Friday, October 26, 2012

Subsidiarity ≠ Small Government

The Distributist Review logo

One of the key principles of Catholic Social Teaching is the principle of subsidiarity. In this article on the Distributist Review web site, Richard Gallenstein argues that Libertarian Catholics sometimes erroneously equate "subsidiarity" with "small government."

Why Libertarians Are Wrong About Subsidiarity Part I

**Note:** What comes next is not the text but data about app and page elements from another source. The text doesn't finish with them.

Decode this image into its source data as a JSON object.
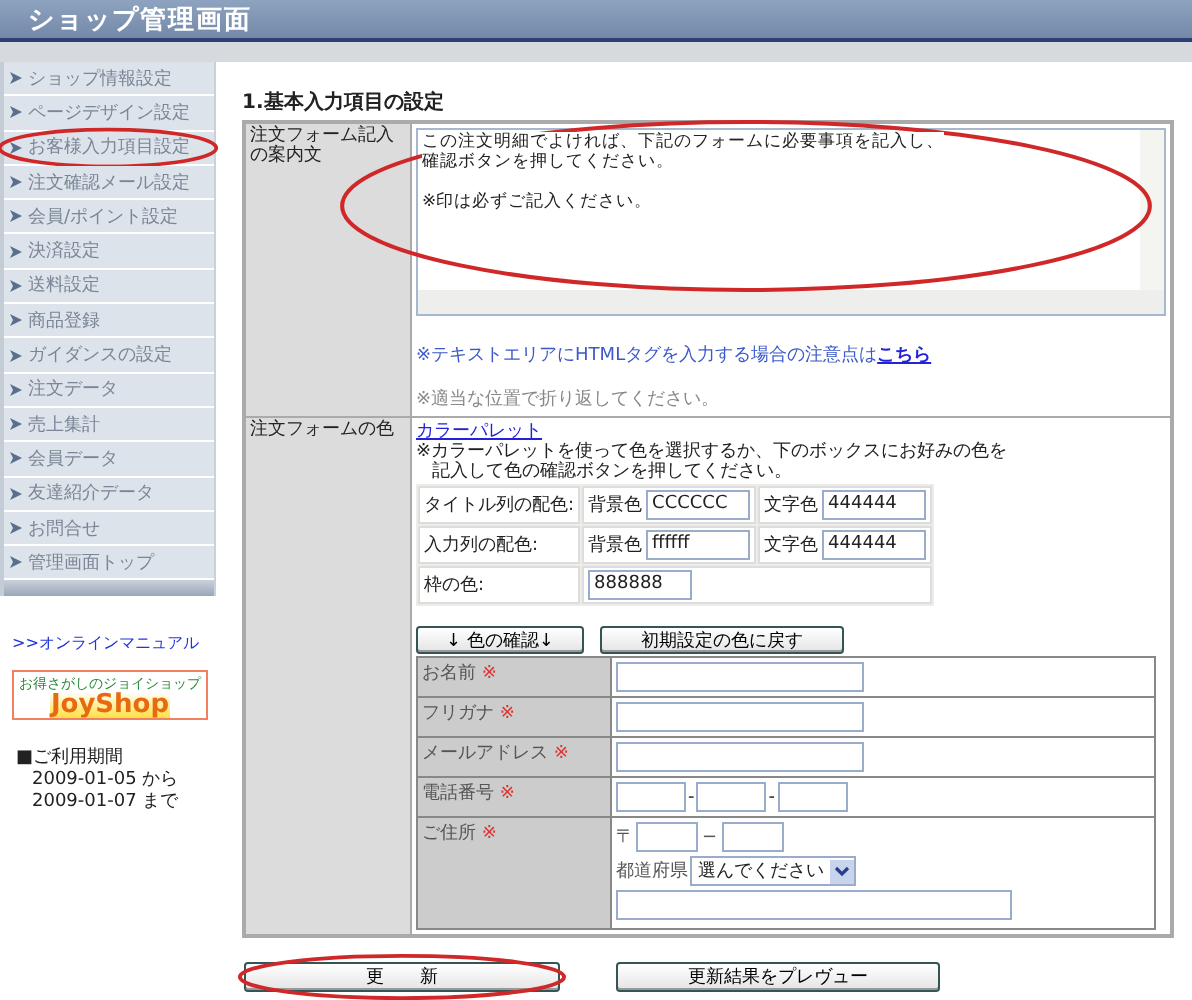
{
  "header": {
    "title": "ショップ管理画面"
  },
  "sidebar": {
    "items": [
      {
        "label": "ショップ情報設定",
        "circled": false
      },
      {
        "label": "ページデザイン設定",
        "circled": false
      },
      {
        "label": "お客様入力項目設定",
        "circled": true
      },
      {
        "label": "注文確認メール設定",
        "circled": false
      },
      {
        "label": "会員/ポイント設定",
        "circled": false
      },
      {
        "label": "決済設定",
        "circled": false
      },
      {
        "label": "送料設定",
        "circled": false
      },
      {
        "label": "商品登録",
        "circled": false
      },
      {
        "label": "ガイダンスの設定",
        "circled": false
      },
      {
        "label": "注文データ",
        "circled": false
      },
      {
        "label": "売上集計",
        "circled": false
      },
      {
        "label": "会員データ",
        "circled": false
      },
      {
        "label": "友達紹介データ",
        "circled": false
      },
      {
        "label": "お問合せ",
        "circled": false
      },
      {
        "label": "管理画面トップ",
        "circled": false
      }
    ],
    "manual_link": ">>オンラインマニュアル",
    "logo": {
      "tagline": "お得さがしのジョイショップ",
      "name": "JoyShop"
    },
    "period": {
      "title": "■ご利用期間",
      "lines": [
        "2009-01-05 から",
        "2009-01-07 まで"
      ]
    }
  },
  "section_title": "1.基本入力項目の設定",
  "guide_row": {
    "label": "注文フォーム記入の案内文",
    "textarea": {
      "lines": [
        "この注文明細でよければ、下記のフォームに必要事項を記入し、",
        "確認ボタンを押してください。",
        "※印は必ずご記入ください。"
      ],
      "circled": true
    },
    "note": "※テキストエリアにHTMLタグを入力する場合の注意点は",
    "note_link": "こちら",
    "hint": "※適当な位置で折り返してください。"
  },
  "color_row": {
    "label": "注文フォームの色",
    "palette_link": "カラーパレット",
    "instruction": [
      "※カラーパレットを使って色を選択するか、下のボックスにお好みの色を",
      "記入して色の確認ボタンを押してください。"
    ],
    "settings": [
      {
        "label": "タイトル列の配色:",
        "fields": [
          {
            "label": "背景色",
            "value": "CCCCCC"
          },
          {
            "label": "文字色",
            "value": "444444"
          }
        ]
      },
      {
        "label": "入力列の配色:",
        "fields": [
          {
            "label": "背景色",
            "value": "ffffff"
          },
          {
            "label": "文字色",
            "value": "444444"
          }
        ]
      },
      {
        "label": "枠の色:",
        "fields": [
          {
            "value": "888888"
          }
        ]
      }
    ],
    "buttons": [
      "↓ 色の確認↓",
      "初期設定の色に戻す"
    ],
    "preview": [
      {
        "kind": "text",
        "label": "お名前",
        "mark": "※"
      },
      {
        "kind": "text",
        "label": "フリガナ",
        "mark": "※"
      },
      {
        "kind": "text",
        "label": "メールアドレス",
        "mark": "※"
      },
      {
        "kind": "tel",
        "label": "電話番号",
        "mark": "※",
        "separator": "-"
      },
      {
        "kind": "address",
        "label": "ご住所",
        "mark": "※",
        "postal_sign": "〒",
        "separator": "−",
        "prefecture_label": "都道府県",
        "prefecture_placeholder": "選んでください"
      }
    ]
  },
  "buttons": [
    {
      "label": "更　　新",
      "circled": true
    },
    {
      "label": "更新結果をプレヴュー",
      "circled": false
    }
  ]
}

By /
I find it rather annoying when libertarian Catholic friends of mine get so excited when I say that I know about subsidiarity. It is kind of insulting when they jump on the opportunity to tell me that their economic/political system is the one that upholds subsidiarity the best. Libertarians like to talk about subsidiarity because they think that it automatically and necessarily means small government which they have a pre-conceived ideological dedication to. An ideology that has its roots firmly planted in the enlightenment, not in Catholicism. So they take it, distort it, and thus try to jam the square peg of libertarianism into the round hole of Catholicism. They distort it because they take the definition and they interpret it with two of their previously held (and held higher I might add) ideologies, which are: Capitalism, as understood in the Austrian/Chicago schools of economics, is the best economic system (or is consistent with Catholic Social Teaching), and government is intrinsically bad and has no role in civil society. Here I will refute the first assumption by showing that when we remove the first assumption and replace it with Catholic teaching, we get a very different interpretation of subsidiarity. I will use regulation of business as a helpful example and context for this discussion.  ...
Read more.

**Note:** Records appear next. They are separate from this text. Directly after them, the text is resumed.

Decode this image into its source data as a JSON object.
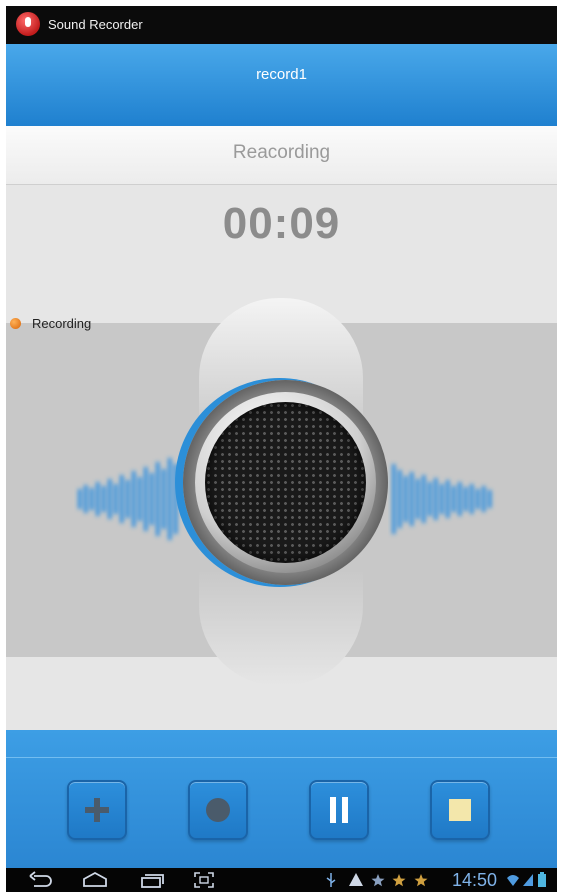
{
  "app": {
    "title": "Sound Recorder",
    "icon": "microphone-icon"
  },
  "header": {
    "record_name": "record1"
  },
  "status": {
    "text": "Reacording"
  },
  "timer": {
    "elapsed": "00:09"
  },
  "indicator": {
    "label": "Recording",
    "color": "#e07a14"
  },
  "controls": [
    {
      "name": "add-button",
      "icon": "plus-icon"
    },
    {
      "name": "record-button",
      "icon": "record-icon"
    },
    {
      "name": "pause-button",
      "icon": "pause-icon"
    },
    {
      "name": "stop-button",
      "icon": "stop-icon"
    }
  ],
  "system_bar": {
    "time": "14:50",
    "nav_icons": [
      "back-icon",
      "home-icon",
      "recent-apps-icon",
      "screenshot-icon"
    ],
    "status_icons": [
      "usb-icon",
      "warning-icon",
      "star-icon",
      "star-icon",
      "star-icon",
      "wifi-icon",
      "signal-icon",
      "battery-icon"
    ]
  },
  "colors": {
    "accent_blue": "#2b86d2",
    "header_blue": "#49a8ea",
    "stop_square": "#f3e7ab"
  }
}
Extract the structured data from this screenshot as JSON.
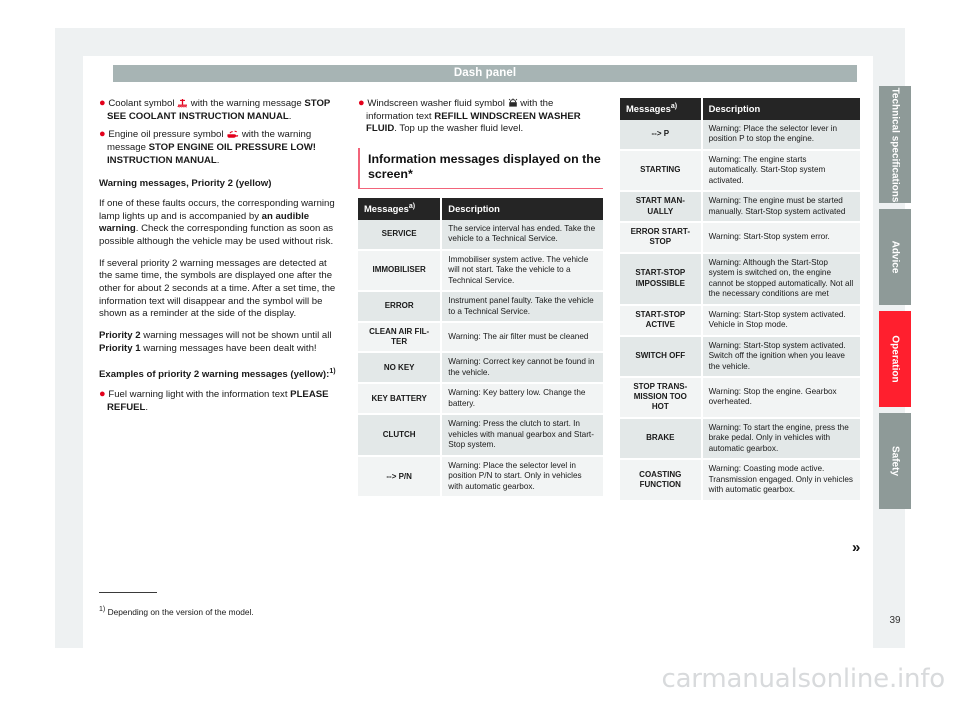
{
  "header": {
    "title": "Dash panel"
  },
  "left_column": {
    "bullets": [
      {
        "pre": "Coolant symbol ",
        "symbol": "coolant-temperature-icon",
        "mid": " with the warning message ",
        "bold": "STOP SEE COOLANT INSTRUCTION MANUAL",
        "post": "."
      },
      {
        "pre": "Engine oil pressure symbol ",
        "symbol": "oil-pressure-icon",
        "mid": " with the warning message ",
        "bold": "STOP ENGINE OIL PRESSURE LOW! INSTRUCTION MANUAL",
        "post": "."
      }
    ],
    "heading_priority2": "Warning messages, Priority 2 (yellow)",
    "para1_a": "If one of these faults occurs, the corresponding warning lamp lights up and is accompanied by ",
    "para1_bold": "an audible warning",
    "para1_b": ". Check the corresponding function as soon as possible although the vehicle may be used without risk.",
    "para2": "If several priority 2 warning messages are detected at the same time, the symbols are displayed one after the other for about 2 seconds at a time. After a set time, the information text will disappear and the symbol will be shown as a reminder at the side of the display.",
    "para3_bold1": "Priority 2",
    "para3_mid": " warning messages will not be shown until all ",
    "para3_bold2": "Priority 1",
    "para3_end": " warning messages have been dealt with!",
    "examples_heading": "Examples of priority 2 warning messages (yellow):",
    "examples_heading_sup": "1)",
    "example_bullet": {
      "pre": "Fuel warning light with the information text ",
      "bold": "PLEASE REFUEL",
      "post": "."
    }
  },
  "mid_column": {
    "bullet": {
      "pre": "Windscreen washer fluid symbol ",
      "symbol": "washer-fluid-icon",
      "mid": " with the information text ",
      "bold": "REFILL WINDSCREEN WASHER FLUID",
      "post": ". Top up the washer fluid level."
    },
    "section_heading": "Information messages displayed on the screen*",
    "table": {
      "headers": {
        "messages": "Messages",
        "messages_sup": "a)",
        "description": "Description"
      },
      "rows": [
        {
          "message": "SERVICE",
          "description": "The service interval has ended. Take the vehicle to a Technical Service."
        },
        {
          "message": "IMMOBILISER",
          "description": "Immobiliser system active. The vehicle will not start. Take the vehicle to a Technical Service."
        },
        {
          "message": "ERROR",
          "description": "Instrument panel faulty. Take the vehicle to a Technical Service."
        },
        {
          "message": "CLEAN AIR FIL-TER",
          "description": "Warning: The air filter must be cleaned"
        },
        {
          "message": "NO KEY",
          "description": "Warning: Correct key cannot be found in the vehicle."
        },
        {
          "message": "KEY BATTERY",
          "description": "Warning: Key battery low. Change the battery."
        },
        {
          "message": "CLUTCH",
          "description": "Warning: Press the clutch to start. In vehicles with manual gearbox and Start-Stop system."
        },
        {
          "message": "--> P/N",
          "description": "Warning: Place the selector level in position P/N to start. Only in vehicles with automatic gearbox."
        }
      ]
    }
  },
  "right_column": {
    "table": {
      "headers": {
        "messages": "Messages",
        "messages_sup": "a)",
        "description": "Description"
      },
      "rows": [
        {
          "message": "--> P",
          "description": "Warning: Place the selector lever in position P to stop the engine."
        },
        {
          "message": "STARTING",
          "description": "Warning: The engine starts automatically. Start-Stop system activated."
        },
        {
          "message": "START MAN-UALLY",
          "description": "Warning: The engine must be started manually. Start-Stop system activated"
        },
        {
          "message": "ERROR START-STOP",
          "description": "Warning: Start-Stop system error."
        },
        {
          "message": "START-STOP IMPOSSIBLE",
          "description": "Warning: Although the Start-Stop system is switched on, the engine cannot be stopped automatically. Not all the necessary conditions are met"
        },
        {
          "message": "START-STOP ACTIVE",
          "description": "Warning: Start-Stop system activated. Vehicle in Stop mode."
        },
        {
          "message": "SWITCH OFF",
          "description": "Warning: Start-Stop system activated. Switch off the ignition when you leave the vehicle."
        },
        {
          "message": "STOP TRANS-MISSION TOO HOT",
          "description": "Warning: Stop the engine. Gearbox overheated."
        },
        {
          "message": "BRAKE",
          "description": "Warning: To start the engine, press the brake pedal. Only in vehicles with automatic gearbox."
        },
        {
          "message": "COASTING FUNCTION",
          "description": "Warning: Coasting mode active. Transmission engaged. Only in vehicles with automatic gearbox."
        }
      ]
    }
  },
  "footnote": {
    "marker": "1)",
    "text": "Depending on the version of the model."
  },
  "continuation": {
    "glyph": "»"
  },
  "sidebar": {
    "tabs": [
      {
        "label": "Technical specifications",
        "active": false
      },
      {
        "label": "Advice",
        "active": false
      },
      {
        "label": "Operation",
        "active": true
      },
      {
        "label": "Safety",
        "active": false
      }
    ],
    "page_number": "39"
  },
  "watermark": {
    "text": "carmanualsonline.info"
  },
  "colors": {
    "accent_red": "#e3001b",
    "tab_active": "#ff1f2e",
    "tab_inactive": "#8e9a98",
    "header_bar": "#a7b4b4",
    "table_header": "#252525",
    "row_odd": "#e3e8e8",
    "row_even": "#f2f4f4",
    "rule_pink": "#f2647a"
  }
}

Thursday, October 25, 2012

Catholic Social Teaching Online and in the News
Even non-Catholics are talking about CST,
since Paul Ryan became a VP candidate.
Last spring, about the time I conceived this reading project, I noticed that references to Catholic Social Teaching (CST) were cropping up in lots of news stories and opinion pieces in print and around the web, with a frequency I had never noticed before. In the last six months or so, such references have become much more frequent, probably because of the growing encroachment of government on religious rights, the presidential election campaign, and the choice of a conscientious Catholic as the Republican vice presidential candidate -- Catholics are beginning to consider more urgently than ever before the way and extent to which the Catholic Faith can and should help us act as responsible citizens and even non-Catholics are talking about subsidiarity and solidarity these days. I'm willing to bet that this phenomenon does not evaporate once the currently raging political battles have been decided.

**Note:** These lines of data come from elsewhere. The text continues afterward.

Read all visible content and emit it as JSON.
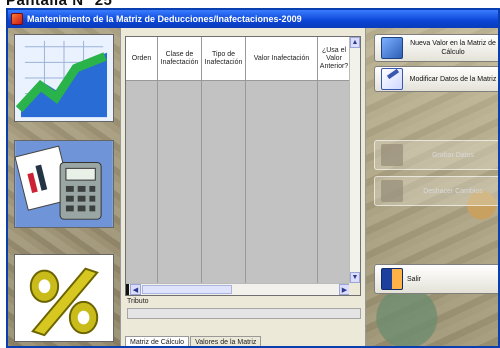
{
  "page_heading": "Pantalla N° 25",
  "window": {
    "title": "Mantenimiento de la Matriz de Deducciones/Inafectaciones-2009"
  },
  "grid": {
    "columns": [
      "Orden",
      "Clase de Inafectación",
      "Tipo de Inafectación",
      "Valor Inafectación",
      "¿Usa el Valor Anterior?"
    ]
  },
  "tributo": {
    "label": "Tributo",
    "value": ""
  },
  "tabs": [
    "Matriz de Cálculo",
    "Valores de la Matriz"
  ],
  "buttons": {
    "nuevo_valor": "Nueva Valor en la Matriz de Cálculo",
    "modificar": "Modificar Datos de la Matriz",
    "grabar": "Grabar Datos",
    "deshacer": "Deshacer Cambios",
    "salir": "Salir"
  },
  "icons": {
    "app": "app-icon",
    "tile1": "chart-icon",
    "tile2": "calculator-icon",
    "tile3": "percent-icon"
  },
  "colors": {
    "titlebar": "#0b45d6",
    "panel": "#ece9d8",
    "grid_body": "#c2c2c2"
  }
}
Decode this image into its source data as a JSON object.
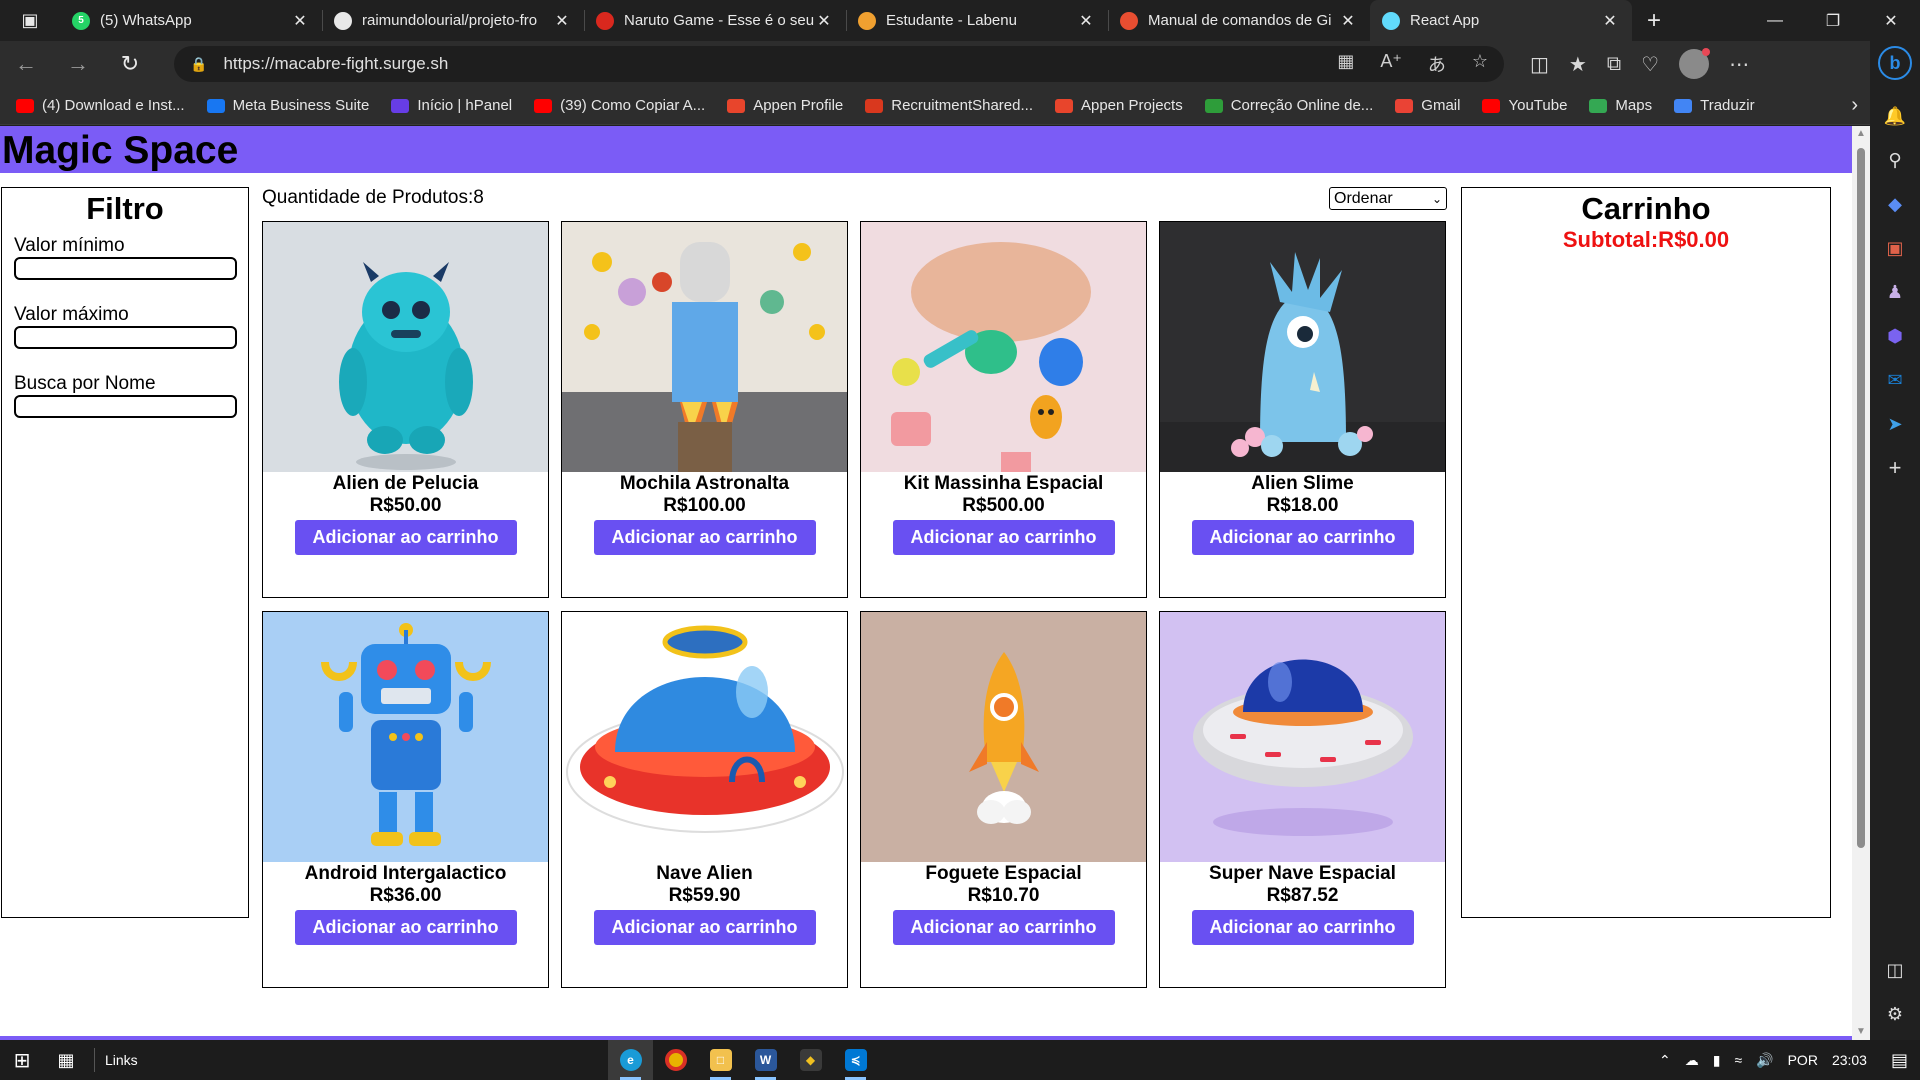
{
  "browser": {
    "tabs": [
      {
        "title": "(5) WhatsApp",
        "icon": "whatsapp-icon",
        "color": "#25d366",
        "glyph": "5"
      },
      {
        "title": "raimundolourial/projeto-fro",
        "icon": "github-icon",
        "color": "#e8e8e8",
        "glyph": ""
      },
      {
        "title": "Naruto Game - Esse é o seu",
        "icon": "naruto-icon",
        "color": "#d9281e",
        "glyph": ""
      },
      {
        "title": "Estudante - Labenu",
        "icon": "labenu-icon",
        "color": "#f0a030",
        "glyph": ""
      },
      {
        "title": "Manual de comandos de Gi",
        "icon": "git-icon",
        "color": "#e84e31",
        "glyph": ""
      },
      {
        "title": "React App",
        "icon": "react-icon",
        "color": "#61dafb",
        "glyph": ""
      }
    ],
    "url": "https://macabre-fight.surge.sh",
    "bookmarks": [
      {
        "label": "(4) Download e Inst...",
        "color": "#ff0000"
      },
      {
        "label": "Meta Business Suite",
        "color": "#1877f2"
      },
      {
        "label": "Início | hPanel",
        "color": "#673de6"
      },
      {
        "label": "(39) Como Copiar A...",
        "color": "#ff0000"
      },
      {
        "label": "Appen Profile",
        "color": "#e8452c"
      },
      {
        "label": "RecruitmentShared...",
        "color": "#d9381e"
      },
      {
        "label": "Appen Projects",
        "color": "#e8452c"
      },
      {
        "label": "Correção Online de...",
        "color": "#2e9d3a"
      },
      {
        "label": "Gmail",
        "color": "#ea4335"
      },
      {
        "label": "YouTube",
        "color": "#ff0000"
      },
      {
        "label": "Maps",
        "color": "#34a853"
      },
      {
        "label": "Traduzir",
        "color": "#4285f4"
      }
    ]
  },
  "site": {
    "title": "Magic Space",
    "accent": "#7b5cf6",
    "button_color": "#6950f2"
  },
  "filter": {
    "heading": "Filtro",
    "min_label": "Valor mínimo",
    "max_label": "Valor máximo",
    "name_label": "Busca por Nome"
  },
  "products": {
    "count_label": "Quantidade de Produtos:8",
    "sort_label": "Ordenar",
    "add_label": "Adicionar ao carrinho",
    "items": [
      {
        "name": "Alien de Pelucia",
        "price": "R$50.00",
        "bg": "#d8dde2",
        "art": "plush"
      },
      {
        "name": "Mochila Astronalta",
        "price": "R$100.00",
        "bg": "#e9e4dc",
        "art": "astronaut"
      },
      {
        "name": "Kit Massinha Espacial",
        "price": "R$500.00",
        "bg": "#f0dce0",
        "art": "clay"
      },
      {
        "name": "Alien Slime",
        "price": "R$18.00",
        "bg": "#2e2e30",
        "art": "slime"
      },
      {
        "name": "Android Intergalactico",
        "price": "R$36.00",
        "bg": "#a9cff5",
        "art": "robot"
      },
      {
        "name": "Nave Alien",
        "price": "R$59.90",
        "bg": "#ffffff",
        "art": "ufo"
      },
      {
        "name": "Foguete Espacial",
        "price": "R$10.70",
        "bg": "#c9b0a3",
        "art": "rocket"
      },
      {
        "name": "Super Nave Espacial",
        "price": "R$87.52",
        "bg": "#d2c1f2",
        "art": "ufo2"
      }
    ]
  },
  "cart": {
    "heading": "Carrinho",
    "subtotal": "Subtotal:R$0.00",
    "subtotal_color": "#ee1111"
  },
  "taskbar": {
    "links_label": "Links",
    "lang": "POR",
    "time": "23:03"
  }
}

I'll be posting here, from time to time, news stories and opinion pieces that deal with the interface between CST and current events or situations. Please feel free to let me know about any you run across that may be of interest to readers of this blog.

Additions to the web site, before the readings commence

Since Blogger doesn't report to followers/subscribers on "pages" being added (only "posts"), I thought I would mention here a couple of things I've added, both of which can be accessed in the navigation bar at the top of the main page.

First, I draw your attention to the peculiarities of this site design, so that you can find everything easily (see "Using this website"). I like the fact that this blog template helps things keep from getting cluttered, but it's not always clear where expected items have been tucked. Among other things, I tell you how to find the widgets for following or subscribing to this blog.

Second, I've added a page that explains the method I'll be using as we go forward, and offers a good 4-point plan for reading and making sense of any kind of text that may lie outside a reader's comfort zone. Since I'm not an expert on Catholic social doctrine myself, I'll be relying on this method myself to some extent or other. Anyway, I hope that this method will help lessen the intimidation factor for anyone who may wish to join us on this adventure in reading.

Let me once again encourage any and all who are interested to take part in the reading and the discussion as we go along.